Frances Browne (1816-1879) was born in Stranorlar, Co. Donegal. A childhood case of smallpox left her blind, but she learned to read and write and had a successful career as a poet and novelist. Her best-known prose work was Granny’s Wonderful Chair, and its Tales of Fairy Times, which was much admired and possibly copied by Frances Hodgson Burnett.
THE FOUR TRAVELLERS
Four travellers sat one winter night
At my father’s board so free,
And he asked them why they left their land,
And why they crossed the sea.
One said for bread, and one for gold.
And one for a cause of strife;
And one he came for a lost love’s sake
To lead a stranger’s life.
They dwelt among our hamlets long,
They learned each mountain way;
They shared our sports in the woodlands green.
And by the crags so gray; —
And they were brave by flood and fell,
And they were blithe in hall;
But he that led the stranger’s life
Was blithest of them all.
Some said the grief of his youth had passed,
Some said his love grew cold;
But naught I know if this were so,
For the tale was never told.
His mates they found both home and friends.
Their heads and hearts to rest;
We saw their flocks and fields increase.

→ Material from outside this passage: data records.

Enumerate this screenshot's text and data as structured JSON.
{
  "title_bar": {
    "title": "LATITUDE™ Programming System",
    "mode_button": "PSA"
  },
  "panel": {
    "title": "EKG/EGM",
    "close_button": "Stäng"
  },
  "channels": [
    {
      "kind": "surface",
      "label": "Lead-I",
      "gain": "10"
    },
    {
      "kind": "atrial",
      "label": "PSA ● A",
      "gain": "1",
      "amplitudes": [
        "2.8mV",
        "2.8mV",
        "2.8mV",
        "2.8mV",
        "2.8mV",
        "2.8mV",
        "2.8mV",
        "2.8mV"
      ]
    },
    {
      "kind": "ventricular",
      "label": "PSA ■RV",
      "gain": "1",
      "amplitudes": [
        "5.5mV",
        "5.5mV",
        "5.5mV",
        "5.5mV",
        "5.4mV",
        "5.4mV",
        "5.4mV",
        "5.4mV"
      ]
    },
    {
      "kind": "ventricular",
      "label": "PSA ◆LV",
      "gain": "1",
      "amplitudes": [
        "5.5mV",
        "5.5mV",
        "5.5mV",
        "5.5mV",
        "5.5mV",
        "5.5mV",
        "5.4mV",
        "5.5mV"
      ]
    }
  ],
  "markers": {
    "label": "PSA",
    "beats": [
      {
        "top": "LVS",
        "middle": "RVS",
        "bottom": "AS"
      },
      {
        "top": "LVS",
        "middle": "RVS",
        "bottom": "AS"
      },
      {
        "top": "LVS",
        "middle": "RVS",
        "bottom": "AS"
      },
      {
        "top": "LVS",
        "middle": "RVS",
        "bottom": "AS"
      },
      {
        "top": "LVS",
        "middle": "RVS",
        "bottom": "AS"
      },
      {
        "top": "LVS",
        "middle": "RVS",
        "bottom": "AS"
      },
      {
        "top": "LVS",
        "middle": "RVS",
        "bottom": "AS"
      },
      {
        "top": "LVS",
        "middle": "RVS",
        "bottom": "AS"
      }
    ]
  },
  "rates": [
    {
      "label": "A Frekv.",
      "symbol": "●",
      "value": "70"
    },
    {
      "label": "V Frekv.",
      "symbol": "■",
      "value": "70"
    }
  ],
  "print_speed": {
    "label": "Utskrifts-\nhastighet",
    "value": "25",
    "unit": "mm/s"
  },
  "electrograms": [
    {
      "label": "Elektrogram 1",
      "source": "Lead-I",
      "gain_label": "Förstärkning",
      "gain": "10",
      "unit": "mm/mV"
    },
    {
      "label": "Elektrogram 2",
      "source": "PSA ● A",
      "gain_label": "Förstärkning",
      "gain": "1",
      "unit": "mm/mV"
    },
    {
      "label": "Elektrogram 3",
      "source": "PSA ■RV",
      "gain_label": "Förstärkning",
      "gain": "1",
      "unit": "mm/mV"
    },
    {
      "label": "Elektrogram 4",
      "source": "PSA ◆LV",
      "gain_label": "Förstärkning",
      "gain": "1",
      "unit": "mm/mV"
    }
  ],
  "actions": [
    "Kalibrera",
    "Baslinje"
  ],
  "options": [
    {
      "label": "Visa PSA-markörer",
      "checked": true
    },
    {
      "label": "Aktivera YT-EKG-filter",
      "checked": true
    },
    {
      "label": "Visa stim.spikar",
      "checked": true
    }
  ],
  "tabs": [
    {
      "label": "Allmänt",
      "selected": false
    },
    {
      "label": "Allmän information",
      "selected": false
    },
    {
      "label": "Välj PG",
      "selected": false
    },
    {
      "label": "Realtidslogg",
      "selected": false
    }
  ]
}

But we loved him still the best.
Now he that came to seek for bread
Is lord of my father’s land,
And he that fled so far from strife
Hath a goodly household band; —
And he that sought the gold alone
Hath wedded my sister fair;
And the oaks are green and the pastures wide
By their goodly homestead there.
But when they meet by the winter fire,
Or beneath the bright woodbine;
Their talk is yet of a whelming stream
And a brave life given for mine.
For a grave by our mountain-river side
Grows green this many a year.
Where the flower of the four sleeps evermore.
And I am a stranger here.